Ekholm Fry, N. (2021). Welfare considerations for horses in therapy and education services. In J. M. Peralta & A. H. Fine A.H. (Eds.) The welfare of animals in animal assisted interventions: Foundations and best practice methods. Springer International Publishing
Ethical Principles. American College Health Association
Equine Welfare and Management Standards. PATH Intl. Standards Manual.
Gehrke, E.K., Baldwin, A. & Schiltz, P.M. (2011). Heart Rate Variability in Horses Engaged in Equine-Assisted Activities. Journal of Equine Veterinary Science. Vol 31, Issue 2.
Gleerup, K., Forkman, B., Lindegaard, C., & Andersen, P. H. (2015). An equine pain face. Veterinary Anaesthesia and Analgesia, 42, 103–114
McGreevy, P. (2012) Equine behavior: A guide for veterinarians and equine scientists.. https://www.elsevier.com/books/equine-behavior/mcgreevy/978-0-7020-4337-6
Mellor, D.J. and Beausoleil, N.J. (2017). Equine welfare during exercise: An evaluation of breathing, breathelessness and bridles. Animals7(6), 41; doi:10.3390/ani7060041
Position statement on aversive stimuli in horse training. ISES. https://equitationscience.com/equitation/position-statement-on-the-use-misuse-of-leadership-and-dominance-concepts-in-horse-training
Position statement on the use/misuse of leadership and dominance concepts in horse training. ISES. https://equitationscience.com/equitation/position-statement-on-the-use-misuse-of-leadership-and-dominance-concepts-in-horse-training

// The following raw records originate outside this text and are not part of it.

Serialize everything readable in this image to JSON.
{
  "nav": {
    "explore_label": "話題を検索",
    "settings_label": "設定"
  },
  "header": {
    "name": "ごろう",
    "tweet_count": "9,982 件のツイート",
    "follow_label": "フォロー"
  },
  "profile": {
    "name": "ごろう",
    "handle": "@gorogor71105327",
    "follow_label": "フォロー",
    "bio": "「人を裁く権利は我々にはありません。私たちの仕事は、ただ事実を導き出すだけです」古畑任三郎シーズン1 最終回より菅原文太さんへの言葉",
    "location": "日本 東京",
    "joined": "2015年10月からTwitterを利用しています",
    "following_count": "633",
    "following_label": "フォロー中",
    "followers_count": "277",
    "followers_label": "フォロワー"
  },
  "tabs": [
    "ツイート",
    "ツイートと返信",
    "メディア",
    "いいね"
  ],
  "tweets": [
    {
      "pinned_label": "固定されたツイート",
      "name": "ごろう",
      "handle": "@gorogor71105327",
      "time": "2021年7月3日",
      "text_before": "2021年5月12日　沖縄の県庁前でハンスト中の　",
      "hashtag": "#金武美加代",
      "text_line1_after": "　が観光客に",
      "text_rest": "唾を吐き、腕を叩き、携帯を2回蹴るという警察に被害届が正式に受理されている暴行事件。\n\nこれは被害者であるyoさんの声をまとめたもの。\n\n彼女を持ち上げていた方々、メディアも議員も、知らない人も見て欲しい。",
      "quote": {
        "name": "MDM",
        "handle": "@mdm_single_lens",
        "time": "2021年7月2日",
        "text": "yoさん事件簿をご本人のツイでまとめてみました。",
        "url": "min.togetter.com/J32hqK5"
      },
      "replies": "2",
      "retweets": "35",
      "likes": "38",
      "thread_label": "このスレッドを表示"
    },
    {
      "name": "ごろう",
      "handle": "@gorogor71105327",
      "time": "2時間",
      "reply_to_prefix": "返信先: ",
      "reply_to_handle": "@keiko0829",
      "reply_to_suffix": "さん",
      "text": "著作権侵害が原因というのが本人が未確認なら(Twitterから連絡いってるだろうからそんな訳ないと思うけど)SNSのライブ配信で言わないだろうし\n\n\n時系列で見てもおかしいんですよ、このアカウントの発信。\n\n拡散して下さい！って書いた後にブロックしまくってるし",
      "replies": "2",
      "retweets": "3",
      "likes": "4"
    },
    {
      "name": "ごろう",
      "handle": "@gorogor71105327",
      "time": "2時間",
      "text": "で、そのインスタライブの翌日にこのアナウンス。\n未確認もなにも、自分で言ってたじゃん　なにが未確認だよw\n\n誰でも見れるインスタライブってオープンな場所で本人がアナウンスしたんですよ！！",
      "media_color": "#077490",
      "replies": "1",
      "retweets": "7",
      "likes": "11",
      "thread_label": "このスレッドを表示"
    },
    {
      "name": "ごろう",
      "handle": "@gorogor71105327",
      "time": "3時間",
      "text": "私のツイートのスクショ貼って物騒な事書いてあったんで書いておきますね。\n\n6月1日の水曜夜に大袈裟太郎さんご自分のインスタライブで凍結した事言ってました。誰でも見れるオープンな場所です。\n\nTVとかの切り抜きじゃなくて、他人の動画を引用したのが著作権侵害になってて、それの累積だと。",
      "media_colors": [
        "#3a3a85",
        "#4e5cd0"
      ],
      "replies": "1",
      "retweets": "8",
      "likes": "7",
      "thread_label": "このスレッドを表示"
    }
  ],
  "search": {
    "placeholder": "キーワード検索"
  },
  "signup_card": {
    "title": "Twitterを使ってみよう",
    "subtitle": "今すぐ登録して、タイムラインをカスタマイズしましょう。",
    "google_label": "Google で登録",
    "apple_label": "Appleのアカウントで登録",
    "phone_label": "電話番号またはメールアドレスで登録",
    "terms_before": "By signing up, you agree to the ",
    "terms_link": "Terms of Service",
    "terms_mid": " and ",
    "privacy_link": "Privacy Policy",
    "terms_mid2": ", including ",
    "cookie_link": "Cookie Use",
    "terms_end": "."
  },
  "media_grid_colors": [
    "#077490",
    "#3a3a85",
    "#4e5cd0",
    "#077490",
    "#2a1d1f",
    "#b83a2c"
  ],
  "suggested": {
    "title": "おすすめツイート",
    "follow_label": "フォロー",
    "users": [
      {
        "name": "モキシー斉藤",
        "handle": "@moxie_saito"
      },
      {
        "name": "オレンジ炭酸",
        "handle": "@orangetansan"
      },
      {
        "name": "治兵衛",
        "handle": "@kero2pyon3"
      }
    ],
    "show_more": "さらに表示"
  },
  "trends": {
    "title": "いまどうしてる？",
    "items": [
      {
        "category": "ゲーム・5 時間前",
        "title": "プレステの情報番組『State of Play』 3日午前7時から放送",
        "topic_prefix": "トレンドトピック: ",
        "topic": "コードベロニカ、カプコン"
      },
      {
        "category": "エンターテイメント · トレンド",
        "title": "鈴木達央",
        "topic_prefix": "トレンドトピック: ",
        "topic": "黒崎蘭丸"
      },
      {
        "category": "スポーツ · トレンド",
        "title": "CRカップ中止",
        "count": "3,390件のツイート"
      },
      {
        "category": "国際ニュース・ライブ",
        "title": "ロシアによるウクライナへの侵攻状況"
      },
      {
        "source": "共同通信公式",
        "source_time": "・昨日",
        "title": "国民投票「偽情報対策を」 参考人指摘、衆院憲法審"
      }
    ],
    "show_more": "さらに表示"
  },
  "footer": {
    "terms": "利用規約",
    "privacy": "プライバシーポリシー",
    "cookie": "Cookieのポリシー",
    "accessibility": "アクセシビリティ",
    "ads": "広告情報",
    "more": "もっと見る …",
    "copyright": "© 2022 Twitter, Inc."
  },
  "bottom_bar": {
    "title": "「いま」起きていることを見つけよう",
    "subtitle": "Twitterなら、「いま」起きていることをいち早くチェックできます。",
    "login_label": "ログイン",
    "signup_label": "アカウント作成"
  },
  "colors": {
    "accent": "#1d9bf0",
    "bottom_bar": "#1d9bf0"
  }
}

Principles of learning theory in equitation. ISES. https://equitationscience.com/equitation/principles-of-learning-theory-in-equitation
Reega, S.J. (2017) Effects of Equine Assisted Activities and Therapies on Equine Stress and Welfare. Senior Honors Thesis, University of New Hampshire, Durham.
Rider Weight Study Provides New Evidence of Deleterious Effects of Inapporpriate Loading on Equine Gait and Behavior. Dr. Sue Dyson
Training principles poster. ISES. https://equitationscience.com/equitation/principles-of-learning-theory-in-equitation
Waran, N. & Randle, H. (2017, May). What we can measure, we can manage: The importance of using robust welfare indicators in Equitation Science. Applied Animal Behavior Science: Special Issue on Equitation Science in Practice, 190, 74-81.
Wood, W., Alm, K., Benjamin, J., Thomas, l., Anderson, D. Pohl, L. & Kane, M. Optimal Terminology for Services in the United States That Incorporate Horses to Benefit People: A Consensus Document. Journal of Alternative and Complementary Medicine. DOI: 10.1089/acm.2020.0415
International task force members
IAHAIO extends its sincere thanks to the international task force members (equine) who contributed their experience and expertise in drawing up these guidelines:
Kathy Alm, USA (Head)
Karen Aspery, Australia
Terri Brosnan, Ireland
Nina Ekholm Fry , USA
Karin Hediger, Switzerland (Chair)
Sian Sharples, UK
Helene Viruega, France
Roswitha Zink, Austria
You can download these guidelines here.